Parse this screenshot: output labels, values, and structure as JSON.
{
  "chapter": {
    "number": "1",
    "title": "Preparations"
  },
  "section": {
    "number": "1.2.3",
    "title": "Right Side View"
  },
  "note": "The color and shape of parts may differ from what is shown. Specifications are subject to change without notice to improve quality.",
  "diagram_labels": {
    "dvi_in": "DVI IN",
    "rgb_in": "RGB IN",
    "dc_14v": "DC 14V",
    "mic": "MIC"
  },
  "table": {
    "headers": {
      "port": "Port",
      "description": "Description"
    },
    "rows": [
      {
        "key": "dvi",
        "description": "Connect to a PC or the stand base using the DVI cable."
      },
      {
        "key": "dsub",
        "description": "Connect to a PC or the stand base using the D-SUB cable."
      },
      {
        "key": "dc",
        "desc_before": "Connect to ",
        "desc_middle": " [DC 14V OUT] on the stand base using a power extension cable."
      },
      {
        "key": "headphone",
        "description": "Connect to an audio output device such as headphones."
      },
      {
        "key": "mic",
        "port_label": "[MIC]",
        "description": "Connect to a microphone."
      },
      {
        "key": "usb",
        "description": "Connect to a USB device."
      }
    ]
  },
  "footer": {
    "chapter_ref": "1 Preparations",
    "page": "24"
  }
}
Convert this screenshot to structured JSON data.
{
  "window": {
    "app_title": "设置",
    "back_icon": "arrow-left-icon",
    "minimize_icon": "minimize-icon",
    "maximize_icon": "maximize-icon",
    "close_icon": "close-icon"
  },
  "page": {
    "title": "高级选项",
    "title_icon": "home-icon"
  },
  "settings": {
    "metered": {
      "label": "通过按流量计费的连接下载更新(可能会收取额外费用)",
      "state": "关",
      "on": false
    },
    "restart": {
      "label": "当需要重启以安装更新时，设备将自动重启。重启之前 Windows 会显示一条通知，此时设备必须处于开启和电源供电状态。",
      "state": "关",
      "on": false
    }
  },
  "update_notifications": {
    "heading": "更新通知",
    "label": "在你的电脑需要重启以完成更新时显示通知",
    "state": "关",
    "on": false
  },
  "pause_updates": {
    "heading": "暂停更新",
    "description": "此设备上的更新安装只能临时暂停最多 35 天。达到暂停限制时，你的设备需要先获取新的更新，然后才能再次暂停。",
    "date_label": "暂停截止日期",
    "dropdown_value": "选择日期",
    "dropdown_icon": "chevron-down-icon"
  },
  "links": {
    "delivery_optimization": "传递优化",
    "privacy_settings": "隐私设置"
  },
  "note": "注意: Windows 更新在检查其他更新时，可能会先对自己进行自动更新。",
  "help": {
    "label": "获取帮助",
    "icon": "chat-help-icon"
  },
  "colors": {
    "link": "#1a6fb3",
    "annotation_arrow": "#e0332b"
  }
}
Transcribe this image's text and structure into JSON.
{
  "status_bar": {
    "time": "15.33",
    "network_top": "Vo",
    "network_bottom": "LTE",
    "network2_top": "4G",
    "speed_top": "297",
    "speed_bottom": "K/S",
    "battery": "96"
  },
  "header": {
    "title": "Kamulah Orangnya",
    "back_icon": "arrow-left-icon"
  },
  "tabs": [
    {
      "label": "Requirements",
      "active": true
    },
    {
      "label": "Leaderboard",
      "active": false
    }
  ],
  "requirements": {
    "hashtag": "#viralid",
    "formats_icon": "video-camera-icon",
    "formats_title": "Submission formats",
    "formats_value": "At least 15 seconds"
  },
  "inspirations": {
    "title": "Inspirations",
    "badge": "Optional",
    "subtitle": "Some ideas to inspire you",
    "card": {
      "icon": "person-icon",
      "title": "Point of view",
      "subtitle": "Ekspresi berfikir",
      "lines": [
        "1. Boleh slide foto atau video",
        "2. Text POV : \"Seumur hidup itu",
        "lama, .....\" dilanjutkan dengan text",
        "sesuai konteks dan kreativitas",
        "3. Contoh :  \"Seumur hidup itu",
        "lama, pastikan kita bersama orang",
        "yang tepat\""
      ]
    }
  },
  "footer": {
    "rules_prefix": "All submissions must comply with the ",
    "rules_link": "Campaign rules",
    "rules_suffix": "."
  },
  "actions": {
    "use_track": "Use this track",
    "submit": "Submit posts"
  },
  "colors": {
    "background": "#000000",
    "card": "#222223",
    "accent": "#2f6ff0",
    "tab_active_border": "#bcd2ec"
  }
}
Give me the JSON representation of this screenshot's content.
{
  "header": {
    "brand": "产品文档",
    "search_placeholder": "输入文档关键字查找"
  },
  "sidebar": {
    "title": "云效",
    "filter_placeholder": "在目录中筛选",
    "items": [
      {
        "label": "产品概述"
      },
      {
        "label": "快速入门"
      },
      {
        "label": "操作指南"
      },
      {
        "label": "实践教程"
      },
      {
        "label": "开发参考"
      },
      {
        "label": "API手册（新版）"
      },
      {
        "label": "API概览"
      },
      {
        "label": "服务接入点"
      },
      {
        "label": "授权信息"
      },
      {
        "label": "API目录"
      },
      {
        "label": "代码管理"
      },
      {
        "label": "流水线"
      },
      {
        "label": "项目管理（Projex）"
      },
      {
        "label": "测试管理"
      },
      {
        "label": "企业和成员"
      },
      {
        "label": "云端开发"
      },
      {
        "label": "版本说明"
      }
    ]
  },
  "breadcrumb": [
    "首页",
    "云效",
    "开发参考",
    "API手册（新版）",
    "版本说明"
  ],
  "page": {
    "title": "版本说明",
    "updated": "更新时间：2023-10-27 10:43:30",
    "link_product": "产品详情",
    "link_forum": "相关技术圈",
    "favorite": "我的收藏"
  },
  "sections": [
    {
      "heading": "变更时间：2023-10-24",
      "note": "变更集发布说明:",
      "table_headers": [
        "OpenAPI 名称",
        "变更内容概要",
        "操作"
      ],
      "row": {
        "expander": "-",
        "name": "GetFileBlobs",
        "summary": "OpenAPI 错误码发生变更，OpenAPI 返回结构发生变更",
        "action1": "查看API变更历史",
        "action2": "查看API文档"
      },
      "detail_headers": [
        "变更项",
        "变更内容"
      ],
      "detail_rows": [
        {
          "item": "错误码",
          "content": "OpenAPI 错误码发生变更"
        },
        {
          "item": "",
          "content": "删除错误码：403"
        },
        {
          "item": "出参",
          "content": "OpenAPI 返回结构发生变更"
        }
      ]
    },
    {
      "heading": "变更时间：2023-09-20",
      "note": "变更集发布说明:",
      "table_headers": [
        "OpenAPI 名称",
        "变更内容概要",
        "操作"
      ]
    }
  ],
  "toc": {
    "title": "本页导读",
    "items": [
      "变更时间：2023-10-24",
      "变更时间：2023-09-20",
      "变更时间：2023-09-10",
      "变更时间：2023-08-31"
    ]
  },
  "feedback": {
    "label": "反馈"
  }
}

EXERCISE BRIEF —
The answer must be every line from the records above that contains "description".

ANSWER SECTION —
      "description": "Description"
        "description": "Connect to a PC or the stand base using the DVI cable."
        "description": "Connect to a PC or the stand base using the D-SUB cable."
        "description": "Connect to an audio output device such as headphones."
        "description": "Connect to a microphone."
        "description": "Connect to a USB device."
    "description": "此设备上的更新安装只能临时暂停最多 35 天。达到暂停限制时，你的设备需要先获取新的更新，然后才能再次暂停。",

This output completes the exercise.